WHAT THE TASK ASKS: Set down every record below exactly as it stands.

Items from an interface collection
###

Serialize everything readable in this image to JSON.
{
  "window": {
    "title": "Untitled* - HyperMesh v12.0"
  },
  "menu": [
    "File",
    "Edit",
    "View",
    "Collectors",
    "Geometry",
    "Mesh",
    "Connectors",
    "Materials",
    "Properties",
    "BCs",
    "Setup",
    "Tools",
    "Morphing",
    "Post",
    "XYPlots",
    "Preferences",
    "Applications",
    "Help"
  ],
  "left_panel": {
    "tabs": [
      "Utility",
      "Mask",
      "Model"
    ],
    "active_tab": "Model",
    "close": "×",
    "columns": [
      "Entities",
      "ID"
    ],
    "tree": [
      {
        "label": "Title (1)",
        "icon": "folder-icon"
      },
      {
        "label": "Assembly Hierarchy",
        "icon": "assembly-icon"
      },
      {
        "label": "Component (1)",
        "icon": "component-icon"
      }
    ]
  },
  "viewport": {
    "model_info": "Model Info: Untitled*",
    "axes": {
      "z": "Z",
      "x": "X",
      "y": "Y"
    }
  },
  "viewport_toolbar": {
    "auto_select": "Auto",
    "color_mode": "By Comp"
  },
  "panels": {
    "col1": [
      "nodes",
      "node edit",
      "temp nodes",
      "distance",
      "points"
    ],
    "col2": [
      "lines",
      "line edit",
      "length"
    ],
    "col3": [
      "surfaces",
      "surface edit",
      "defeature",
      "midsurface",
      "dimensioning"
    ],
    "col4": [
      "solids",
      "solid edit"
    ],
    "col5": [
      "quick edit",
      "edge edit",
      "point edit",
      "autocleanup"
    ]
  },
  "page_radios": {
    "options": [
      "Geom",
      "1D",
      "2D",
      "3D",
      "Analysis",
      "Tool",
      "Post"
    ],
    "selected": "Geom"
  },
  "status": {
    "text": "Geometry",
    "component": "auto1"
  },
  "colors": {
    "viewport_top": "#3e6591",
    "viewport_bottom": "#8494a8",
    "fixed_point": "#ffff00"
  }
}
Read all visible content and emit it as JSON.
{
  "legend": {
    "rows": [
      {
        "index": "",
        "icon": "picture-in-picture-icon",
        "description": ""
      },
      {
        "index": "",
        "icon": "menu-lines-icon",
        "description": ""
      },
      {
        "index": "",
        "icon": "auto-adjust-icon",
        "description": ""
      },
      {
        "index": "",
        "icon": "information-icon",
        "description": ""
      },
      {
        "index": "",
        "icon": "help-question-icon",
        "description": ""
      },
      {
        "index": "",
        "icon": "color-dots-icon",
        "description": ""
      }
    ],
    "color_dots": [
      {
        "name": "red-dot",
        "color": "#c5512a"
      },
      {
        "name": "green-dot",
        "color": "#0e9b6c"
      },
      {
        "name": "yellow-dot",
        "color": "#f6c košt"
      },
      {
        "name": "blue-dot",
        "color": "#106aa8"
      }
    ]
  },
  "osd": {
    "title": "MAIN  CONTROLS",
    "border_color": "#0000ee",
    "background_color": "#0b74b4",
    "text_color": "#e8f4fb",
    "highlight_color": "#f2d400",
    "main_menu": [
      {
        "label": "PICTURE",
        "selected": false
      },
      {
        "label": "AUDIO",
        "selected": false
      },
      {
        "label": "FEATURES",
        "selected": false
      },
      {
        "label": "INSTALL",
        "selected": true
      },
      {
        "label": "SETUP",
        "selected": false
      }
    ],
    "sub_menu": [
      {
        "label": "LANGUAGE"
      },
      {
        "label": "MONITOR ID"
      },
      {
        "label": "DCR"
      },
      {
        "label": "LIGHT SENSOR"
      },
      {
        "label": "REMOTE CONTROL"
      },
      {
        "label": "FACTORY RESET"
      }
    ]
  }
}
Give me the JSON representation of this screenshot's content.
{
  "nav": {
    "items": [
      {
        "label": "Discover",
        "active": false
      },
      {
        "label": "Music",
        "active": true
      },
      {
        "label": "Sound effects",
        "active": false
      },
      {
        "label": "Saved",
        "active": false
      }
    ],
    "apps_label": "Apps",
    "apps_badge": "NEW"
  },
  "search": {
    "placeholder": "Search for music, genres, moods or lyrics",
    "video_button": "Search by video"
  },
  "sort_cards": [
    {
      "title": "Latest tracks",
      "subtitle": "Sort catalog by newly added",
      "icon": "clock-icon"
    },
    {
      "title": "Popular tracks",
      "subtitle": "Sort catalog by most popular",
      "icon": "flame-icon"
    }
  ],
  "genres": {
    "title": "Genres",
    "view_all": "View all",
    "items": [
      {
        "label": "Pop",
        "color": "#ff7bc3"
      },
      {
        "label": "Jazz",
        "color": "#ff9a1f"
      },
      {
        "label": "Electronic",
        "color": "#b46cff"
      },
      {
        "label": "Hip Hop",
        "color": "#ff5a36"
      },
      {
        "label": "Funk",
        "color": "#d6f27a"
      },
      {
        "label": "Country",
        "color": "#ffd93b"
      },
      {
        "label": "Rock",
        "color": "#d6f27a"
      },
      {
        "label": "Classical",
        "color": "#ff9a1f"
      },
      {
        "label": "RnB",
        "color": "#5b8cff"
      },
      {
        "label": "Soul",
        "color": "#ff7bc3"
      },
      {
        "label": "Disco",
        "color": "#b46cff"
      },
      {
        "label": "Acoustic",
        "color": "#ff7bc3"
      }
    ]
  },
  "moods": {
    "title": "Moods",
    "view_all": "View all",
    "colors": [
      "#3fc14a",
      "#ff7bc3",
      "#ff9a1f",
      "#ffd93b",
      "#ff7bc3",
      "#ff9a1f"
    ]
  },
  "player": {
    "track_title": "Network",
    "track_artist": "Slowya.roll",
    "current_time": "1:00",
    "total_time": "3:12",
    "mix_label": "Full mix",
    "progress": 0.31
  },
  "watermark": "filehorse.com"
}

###

ANSWER BELOW:
Serialize everything readable in this image to JSON.
{
  "window": {
    "title": "Untitled* - HyperMesh v12.0"
  },
  "menu": [
    "File",
    "Edit",
    "View",
    "Collectors",
    "Geometry",
    "Mesh",
    "Connectors",
    "Materials",
    "Properties",
    "BCs",
    "Setup",
    "Tools",
    "Morphing",
    "Post",
    "XYPlots",
    "Preferences",
    "Applications",
    "Help"
  ],
  "left_panel": {
    "tabs": [
      "Utility",
      "Mask",
      "Model"
    ],
    "active_tab": "Model",
    "close": "×",
    "columns": [
      "Entities",
      "ID"
    ],
    "tree": [
      {
        "label": "Title (1)",
        "icon": "folder-icon"
      },
      {
        "label": "Assembly Hierarchy",
        "icon": "assembly-icon"
      },
      {
        "label": "Component (1)",
        "icon": "component-icon"
      }
    ]
  },
  "viewport": {
    "model_info": "Model Info: Untitled*",
    "axes": {
      "z": "Z",
      "x": "X",
      "y": "Y"
    }
  },
  "viewport_toolbar": {
    "auto_select": "Auto",
    "color_mode": "By Comp"
  },
  "panels": {
    "col1": [
      "nodes",
      "node edit",
      "temp nodes",
      "distance",
      "points"
    ],
    "col2": [
      "lines",
      "line edit",
      "length"
    ],
    "col3": [
      "surfaces",
      "surface edit",
      "defeature",
      "midsurface",
      "dimensioning"
    ],
    "col4": [
      "solids",
      "solid edit"
    ],
    "col5": [
      "quick edit",
      "edge edit",
      "point edit",
      "autocleanup"
    ]
  },
  "page_radios": {
    "options": [
      "Geom",
      "1D",
      "2D",
      "3D",
      "Analysis",
      "Tool",
      "Post"
    ],
    "selected": "Geom"
  },
  "status": {
    "text": "Geometry",
    "component": "auto1"
  },
  "colors": {
    "viewport_top": "#3e6591",
    "viewport_bottom": "#8494a8",
    "fixed_point": "#ffff00"
  }
}
Read all visible content and emit it as JSON.
{
  "legend": {
    "rows": [
      {
        "index": "",
        "icon": "picture-in-picture-icon",
        "description": ""
      },
      {
        "index": "",
        "icon": "menu-lines-icon",
        "description": ""
      },
      {
        "index": "",
        "icon": "auto-adjust-icon",
        "description": ""
      },
      {
        "index": "",
        "icon": "information-icon",
        "description": ""
      },
      {
        "index": "",
        "icon": "help-question-icon",
        "description": ""
      },
      {
        "index": "",
        "icon": "color-dots-icon",
        "description": ""
      }
    ],
    "color_dots": [
      {
        "name": "red-dot",
        "color": "#c5512a"
      },
      {
        "name": "green-dot",
        "color": "#0e9b6c"
      },
      {
        "name": "yellow-dot",
        "color": "#f6c košt"
      },
      {
        "name": "blue-dot",
        "color": "#106aa8"
      }
    ]
  },
  "osd": {
    "title": "MAIN  CONTROLS",
    "border_color": "#0000ee",
    "background_color": "#0b74b4",
    "text_color": "#e8f4fb",
    "highlight_color": "#f2d400",
    "main_menu": [
      {
        "label": "PICTURE",
        "selected": false
      },
      {
        "label": "AUDIO",
        "selected": false
      },
      {
        "label": "FEATURES",
        "selected": false
      },
      {
        "label": "INSTALL",
        "selected": true
      },
      {
        "label": "SETUP",
        "selected": false
      }
    ],
    "sub_menu": [
      {
        "label": "LANGUAGE"
      },
      {
        "label": "MONITOR ID"
      },
      {
        "label": "DCR"
      },
      {
        "label": "LIGHT SENSOR"
      },
      {
        "label": "REMOTE CONTROL"
      },
      {
        "label": "FACTORY RESET"
      }
    ]
  }
}
Give me the JSON representation of this screenshot's content.
{
  "nav": {
    "items": [
      {
        "label": "Discover",
        "active": false
      },
      {
        "label": "Music",
        "active": true
      },
      {
        "label": "Sound effects",
        "active": false
      },
      {
        "label": "Saved",
        "active": false
      }
    ],
    "apps_label": "Apps",
    "apps_badge": "NEW"
  },
  "search": {
    "placeholder": "Search for music, genres, moods or lyrics",
    "video_button": "Search by video"
  },
  "sort_cards": [
    {
      "title": "Latest tracks",
      "subtitle": "Sort catalog by newly added",
      "icon": "clock-icon"
    },
    {
      "title": "Popular tracks",
      "subtitle": "Sort catalog by most popular",
      "icon": "flame-icon"
    }
  ],
  "genres": {
    "title": "Genres",
    "view_all": "View all",
    "items": [
      {
        "label": "Pop",
        "color": "#ff7bc3"
      },
      {
        "label": "Jazz",
        "color": "#ff9a1f"
      },
      {
        "label": "Electronic",
        "color": "#b46cff"
      },
      {
        "label": "Hip Hop",
        "color": "#ff5a36"
      },
      {
        "label": "Funk",
        "color": "#d6f27a"
      },
      {
        "label": "Country",
        "color": "#ffd93b"
      },
      {
        "label": "Rock",
        "color": "#d6f27a"
      },
      {
        "label": "Classical",
        "color": "#ff9a1f"
      },
      {
        "label": "RnB",
        "color": "#5b8cff"
      },
      {
        "label": "Soul",
        "color": "#ff7bc3"
      },
      {
        "label": "Disco",
        "color": "#b46cff"
      },
      {
        "label": "Acoustic",
        "color": "#ff7bc3"
      }
    ]
  },
  "moods": {
    "title": "Moods",
    "view_all": "View all",
    "colors": [
      "#3fc14a",
      "#ff7bc3",
      "#ff9a1f",
      "#ffd93b",
      "#ff7bc3",
      "#ff9a1f"
    ]
  },
  "player": {
    "track_title": "Network",
    "track_artist": "Slowya.roll",
    "current_time": "1:00",
    "total_time": "3:12",
    "mix_label": "Full mix",
    "progress": 0.31
  },
  "watermark": "filehorse.com"
}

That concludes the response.